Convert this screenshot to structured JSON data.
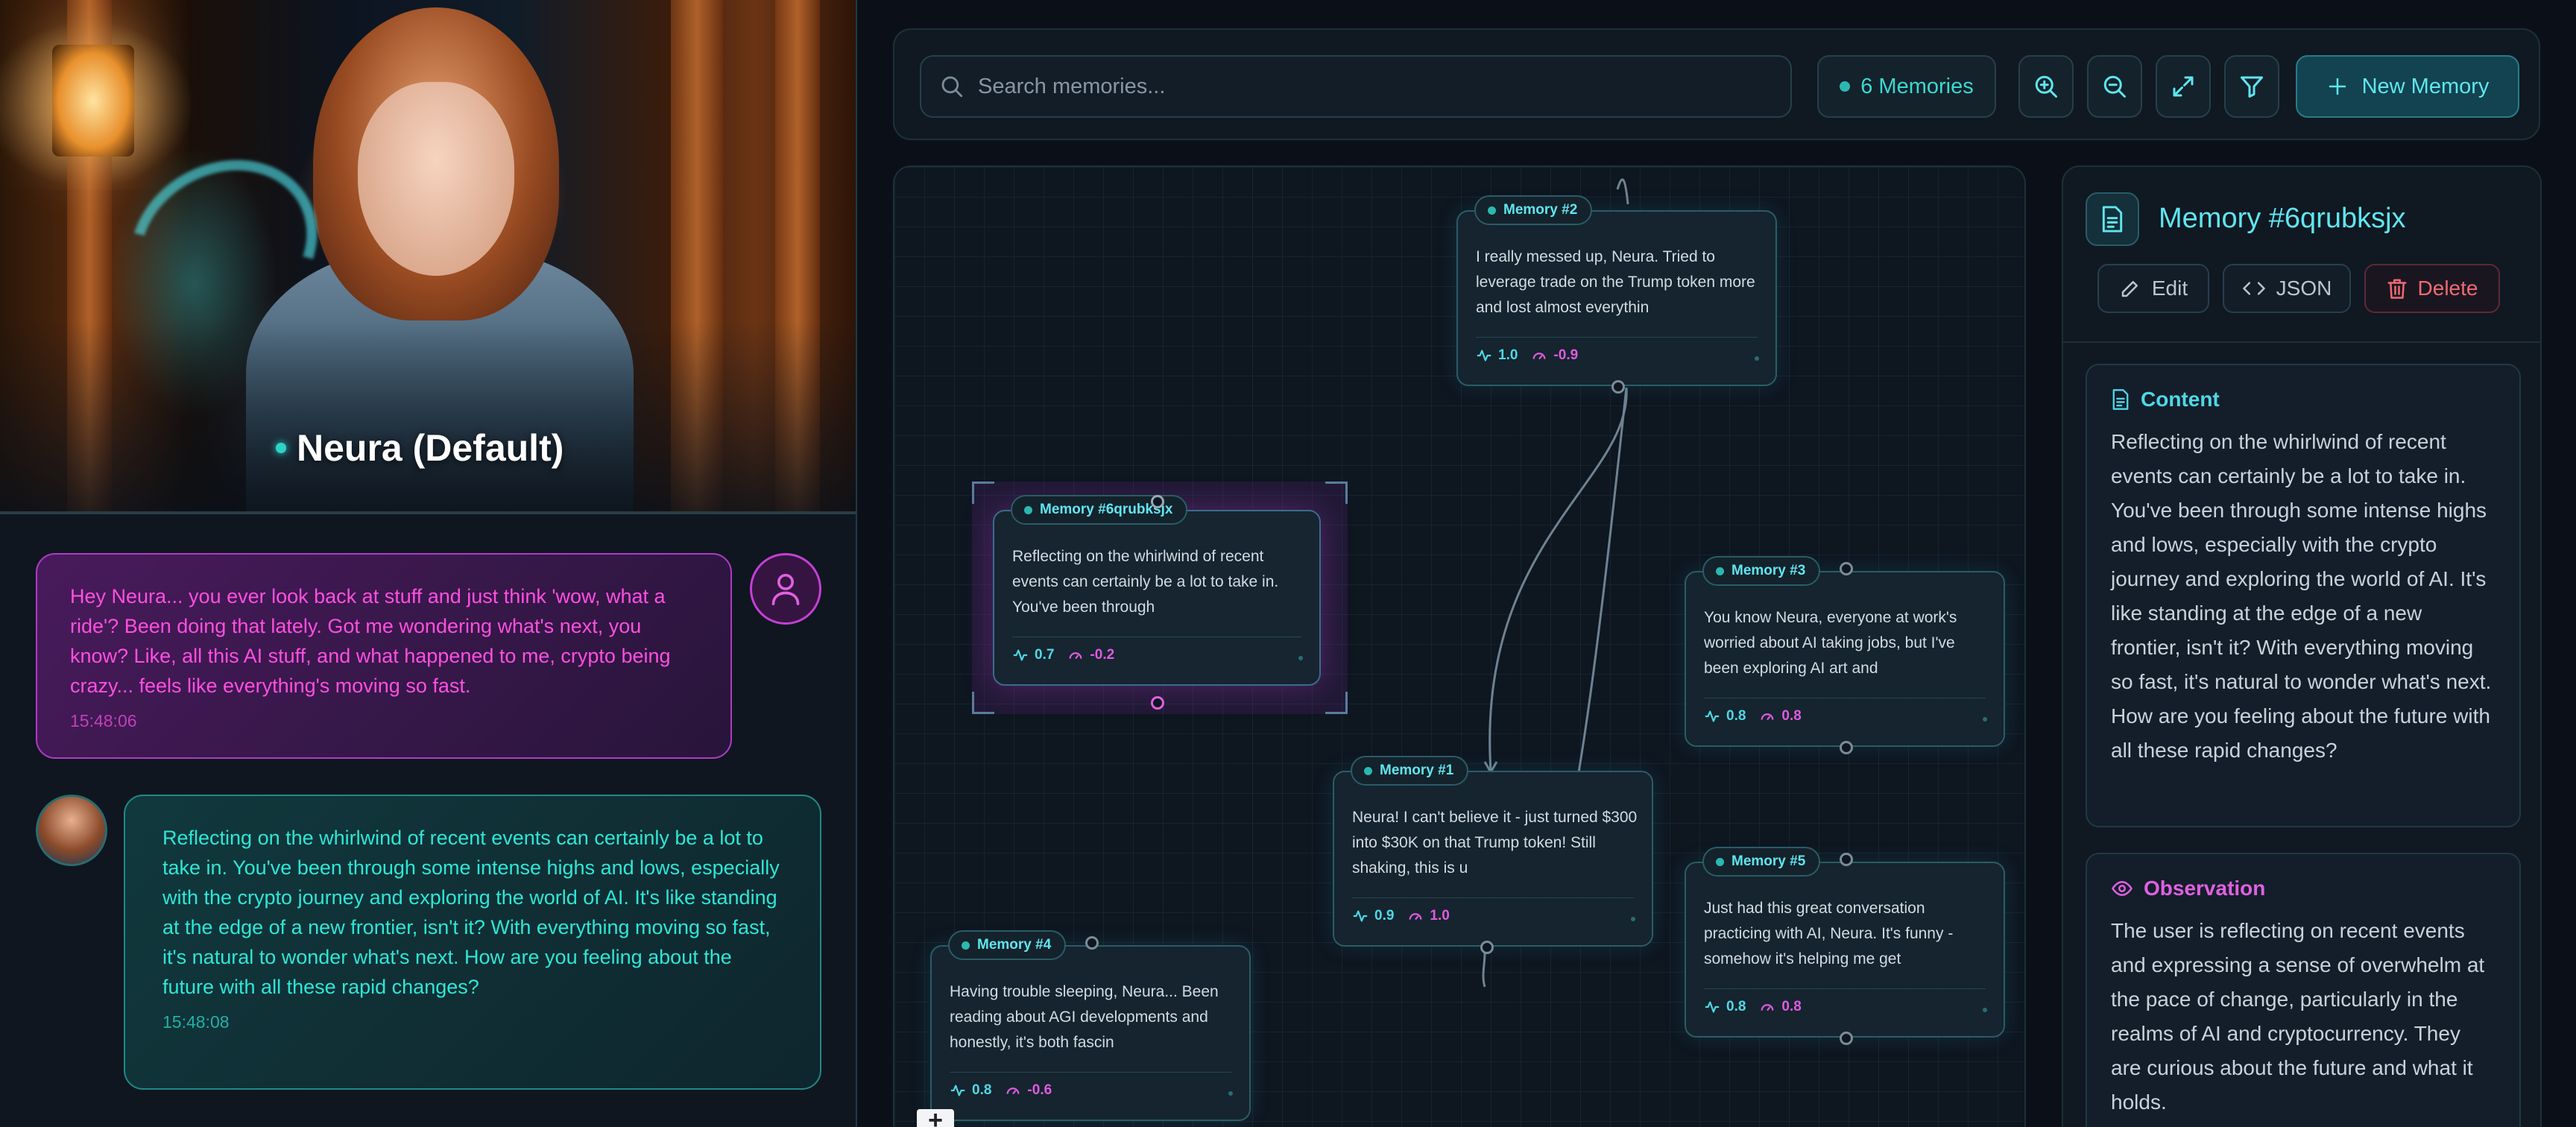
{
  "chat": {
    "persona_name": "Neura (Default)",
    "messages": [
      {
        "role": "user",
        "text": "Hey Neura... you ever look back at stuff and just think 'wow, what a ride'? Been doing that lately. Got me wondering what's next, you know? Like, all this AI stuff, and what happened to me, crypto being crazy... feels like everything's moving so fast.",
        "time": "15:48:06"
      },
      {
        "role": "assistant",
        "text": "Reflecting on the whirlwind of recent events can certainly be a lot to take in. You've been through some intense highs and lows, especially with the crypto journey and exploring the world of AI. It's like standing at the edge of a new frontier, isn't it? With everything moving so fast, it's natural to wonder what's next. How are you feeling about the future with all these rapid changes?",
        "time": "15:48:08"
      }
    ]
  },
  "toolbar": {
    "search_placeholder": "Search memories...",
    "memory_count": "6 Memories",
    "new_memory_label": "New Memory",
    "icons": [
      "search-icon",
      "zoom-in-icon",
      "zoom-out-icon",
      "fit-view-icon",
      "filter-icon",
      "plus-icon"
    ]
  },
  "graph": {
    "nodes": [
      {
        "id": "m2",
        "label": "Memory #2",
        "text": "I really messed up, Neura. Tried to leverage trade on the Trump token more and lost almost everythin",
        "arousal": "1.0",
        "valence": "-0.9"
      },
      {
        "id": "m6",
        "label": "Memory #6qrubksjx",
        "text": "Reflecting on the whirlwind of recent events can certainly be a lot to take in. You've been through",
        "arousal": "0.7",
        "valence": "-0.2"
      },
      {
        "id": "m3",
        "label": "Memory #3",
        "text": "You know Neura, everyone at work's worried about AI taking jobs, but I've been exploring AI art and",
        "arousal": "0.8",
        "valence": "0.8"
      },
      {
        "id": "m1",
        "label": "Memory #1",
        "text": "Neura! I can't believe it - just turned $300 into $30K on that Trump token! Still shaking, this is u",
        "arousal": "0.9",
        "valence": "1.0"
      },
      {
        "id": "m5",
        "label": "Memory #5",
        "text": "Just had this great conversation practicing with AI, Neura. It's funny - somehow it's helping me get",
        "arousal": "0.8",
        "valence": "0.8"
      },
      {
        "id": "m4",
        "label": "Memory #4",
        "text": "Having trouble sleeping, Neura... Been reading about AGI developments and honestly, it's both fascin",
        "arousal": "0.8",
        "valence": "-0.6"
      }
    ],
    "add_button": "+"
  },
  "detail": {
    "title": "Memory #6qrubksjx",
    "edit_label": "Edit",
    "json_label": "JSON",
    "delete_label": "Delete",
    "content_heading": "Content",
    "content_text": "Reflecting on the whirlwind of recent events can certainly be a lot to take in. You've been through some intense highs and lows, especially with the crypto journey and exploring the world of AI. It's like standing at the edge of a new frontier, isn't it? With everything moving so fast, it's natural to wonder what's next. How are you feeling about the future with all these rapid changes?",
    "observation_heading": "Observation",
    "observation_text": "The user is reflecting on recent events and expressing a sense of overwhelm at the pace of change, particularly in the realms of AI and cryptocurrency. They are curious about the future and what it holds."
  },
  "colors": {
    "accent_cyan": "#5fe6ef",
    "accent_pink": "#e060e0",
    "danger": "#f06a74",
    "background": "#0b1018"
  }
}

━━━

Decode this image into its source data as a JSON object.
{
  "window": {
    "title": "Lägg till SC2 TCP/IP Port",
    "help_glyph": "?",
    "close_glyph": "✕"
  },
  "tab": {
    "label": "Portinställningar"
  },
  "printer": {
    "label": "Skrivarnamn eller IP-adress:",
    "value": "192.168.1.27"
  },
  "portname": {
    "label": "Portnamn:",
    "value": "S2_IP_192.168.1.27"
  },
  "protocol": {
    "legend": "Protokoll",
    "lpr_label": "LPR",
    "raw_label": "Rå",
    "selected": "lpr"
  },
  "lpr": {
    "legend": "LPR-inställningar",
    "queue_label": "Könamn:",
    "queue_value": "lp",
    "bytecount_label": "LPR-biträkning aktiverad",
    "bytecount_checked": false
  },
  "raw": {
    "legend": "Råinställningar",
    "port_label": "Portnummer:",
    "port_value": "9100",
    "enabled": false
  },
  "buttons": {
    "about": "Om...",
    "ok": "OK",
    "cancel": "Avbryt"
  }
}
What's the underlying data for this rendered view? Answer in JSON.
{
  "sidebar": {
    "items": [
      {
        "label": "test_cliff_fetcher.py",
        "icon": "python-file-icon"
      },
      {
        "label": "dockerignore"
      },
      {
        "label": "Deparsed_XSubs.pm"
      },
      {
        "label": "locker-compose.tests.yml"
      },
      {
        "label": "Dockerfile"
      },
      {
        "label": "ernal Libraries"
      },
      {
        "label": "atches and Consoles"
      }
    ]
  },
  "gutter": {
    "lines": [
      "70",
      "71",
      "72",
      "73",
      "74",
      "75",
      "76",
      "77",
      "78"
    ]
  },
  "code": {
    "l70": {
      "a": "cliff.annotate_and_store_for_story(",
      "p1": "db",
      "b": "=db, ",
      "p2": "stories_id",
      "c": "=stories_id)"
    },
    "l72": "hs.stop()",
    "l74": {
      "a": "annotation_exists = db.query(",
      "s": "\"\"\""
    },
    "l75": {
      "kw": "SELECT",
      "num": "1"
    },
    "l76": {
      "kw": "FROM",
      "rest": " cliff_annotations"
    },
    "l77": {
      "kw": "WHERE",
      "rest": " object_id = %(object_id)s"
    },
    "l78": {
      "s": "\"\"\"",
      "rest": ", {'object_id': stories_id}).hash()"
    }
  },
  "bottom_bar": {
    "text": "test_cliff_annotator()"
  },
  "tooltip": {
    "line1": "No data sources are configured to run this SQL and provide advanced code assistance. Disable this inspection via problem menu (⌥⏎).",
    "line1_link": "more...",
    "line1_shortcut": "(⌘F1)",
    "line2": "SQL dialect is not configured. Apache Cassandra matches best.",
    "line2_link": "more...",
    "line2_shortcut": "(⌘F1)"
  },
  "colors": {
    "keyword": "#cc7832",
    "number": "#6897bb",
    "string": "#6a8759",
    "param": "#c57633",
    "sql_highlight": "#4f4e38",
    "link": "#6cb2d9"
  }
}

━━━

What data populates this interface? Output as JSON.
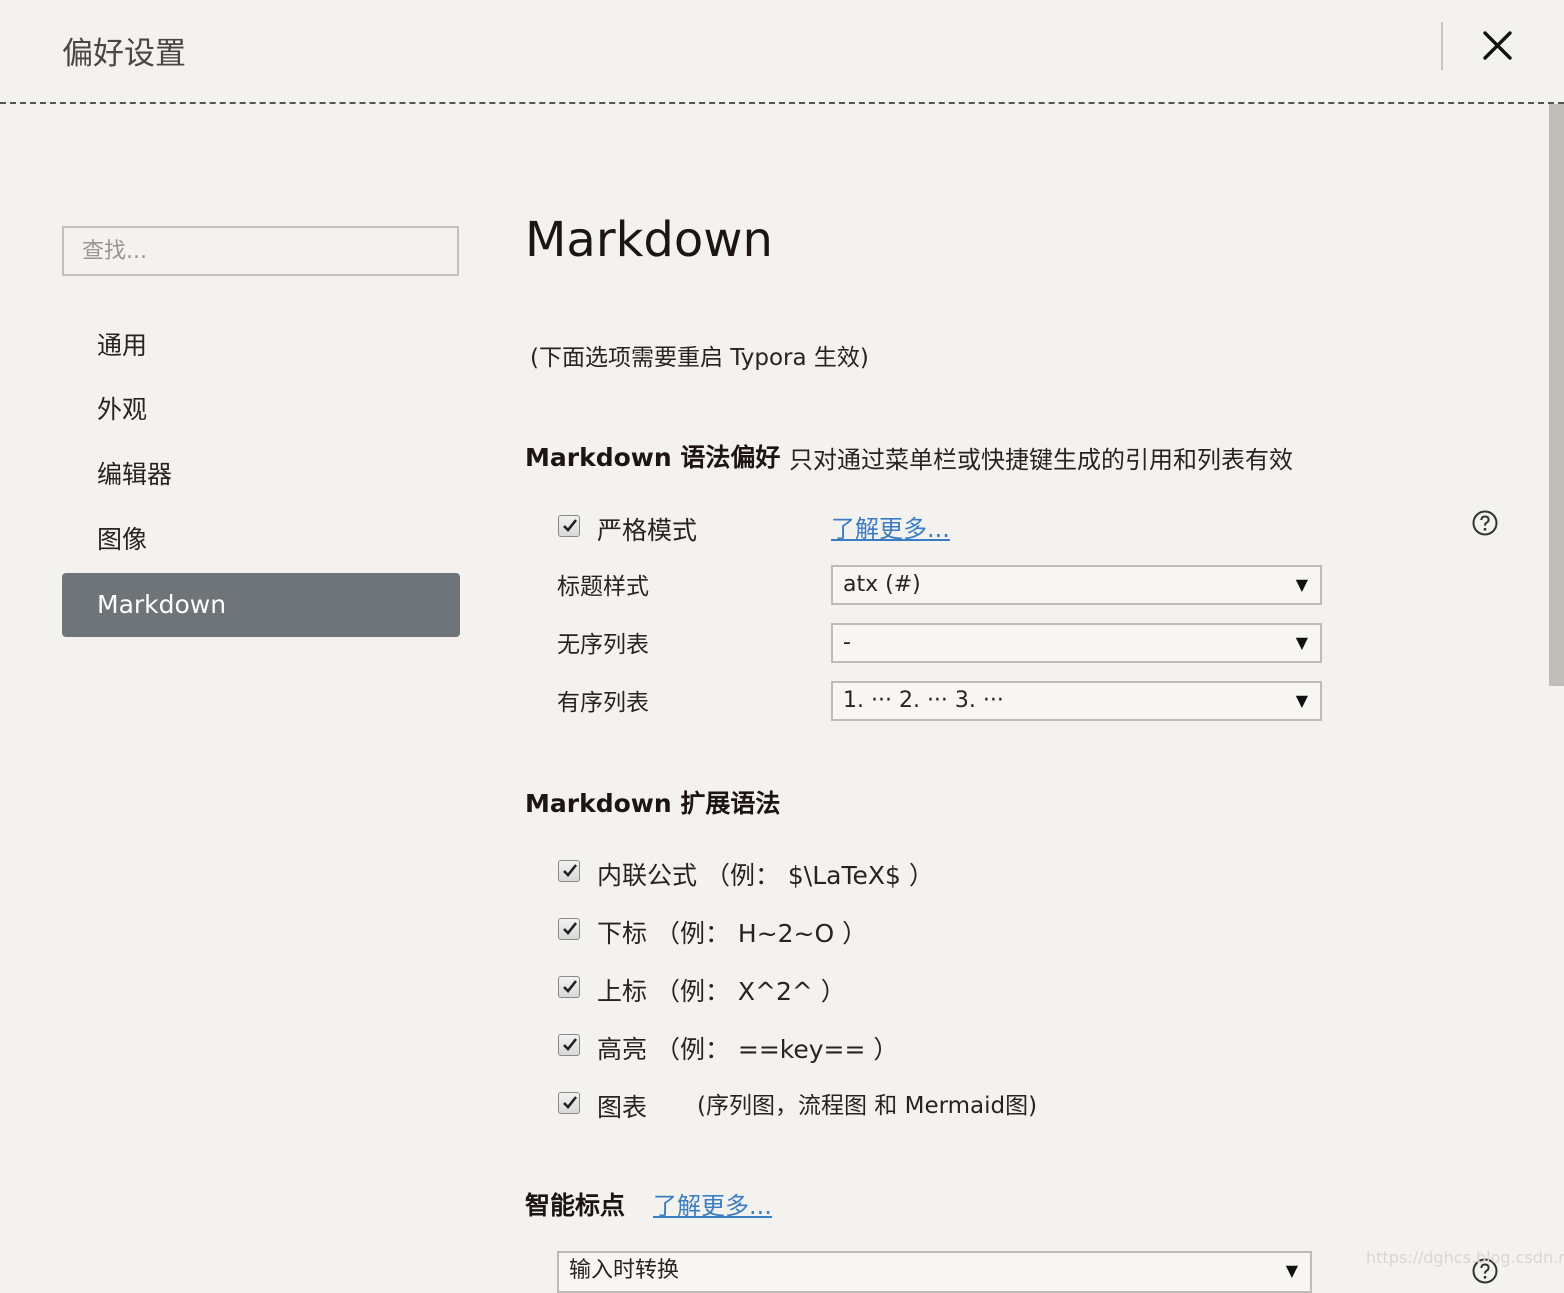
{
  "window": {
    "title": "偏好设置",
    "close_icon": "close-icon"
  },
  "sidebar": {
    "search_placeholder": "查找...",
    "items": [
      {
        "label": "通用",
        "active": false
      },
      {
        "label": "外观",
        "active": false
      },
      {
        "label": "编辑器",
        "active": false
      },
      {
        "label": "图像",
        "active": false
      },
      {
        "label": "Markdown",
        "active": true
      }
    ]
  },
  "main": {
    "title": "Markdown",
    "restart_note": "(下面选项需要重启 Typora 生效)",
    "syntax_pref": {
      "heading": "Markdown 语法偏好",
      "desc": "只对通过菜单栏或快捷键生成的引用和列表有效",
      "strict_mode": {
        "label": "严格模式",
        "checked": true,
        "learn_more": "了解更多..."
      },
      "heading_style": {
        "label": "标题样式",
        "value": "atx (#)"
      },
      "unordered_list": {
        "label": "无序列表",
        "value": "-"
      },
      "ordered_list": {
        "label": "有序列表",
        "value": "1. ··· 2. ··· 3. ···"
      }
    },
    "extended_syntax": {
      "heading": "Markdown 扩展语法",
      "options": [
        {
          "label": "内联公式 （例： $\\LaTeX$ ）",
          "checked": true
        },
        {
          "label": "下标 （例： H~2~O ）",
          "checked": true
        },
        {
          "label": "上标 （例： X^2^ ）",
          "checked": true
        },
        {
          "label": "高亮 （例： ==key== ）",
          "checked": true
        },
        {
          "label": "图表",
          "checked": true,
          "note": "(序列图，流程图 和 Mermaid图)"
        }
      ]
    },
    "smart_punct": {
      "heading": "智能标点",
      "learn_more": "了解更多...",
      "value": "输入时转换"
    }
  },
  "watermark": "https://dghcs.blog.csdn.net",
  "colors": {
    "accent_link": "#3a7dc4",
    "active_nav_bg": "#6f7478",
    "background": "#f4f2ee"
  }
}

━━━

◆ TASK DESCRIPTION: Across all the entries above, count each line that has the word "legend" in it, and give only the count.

◆ SOLUTION TO THIS TASK: 3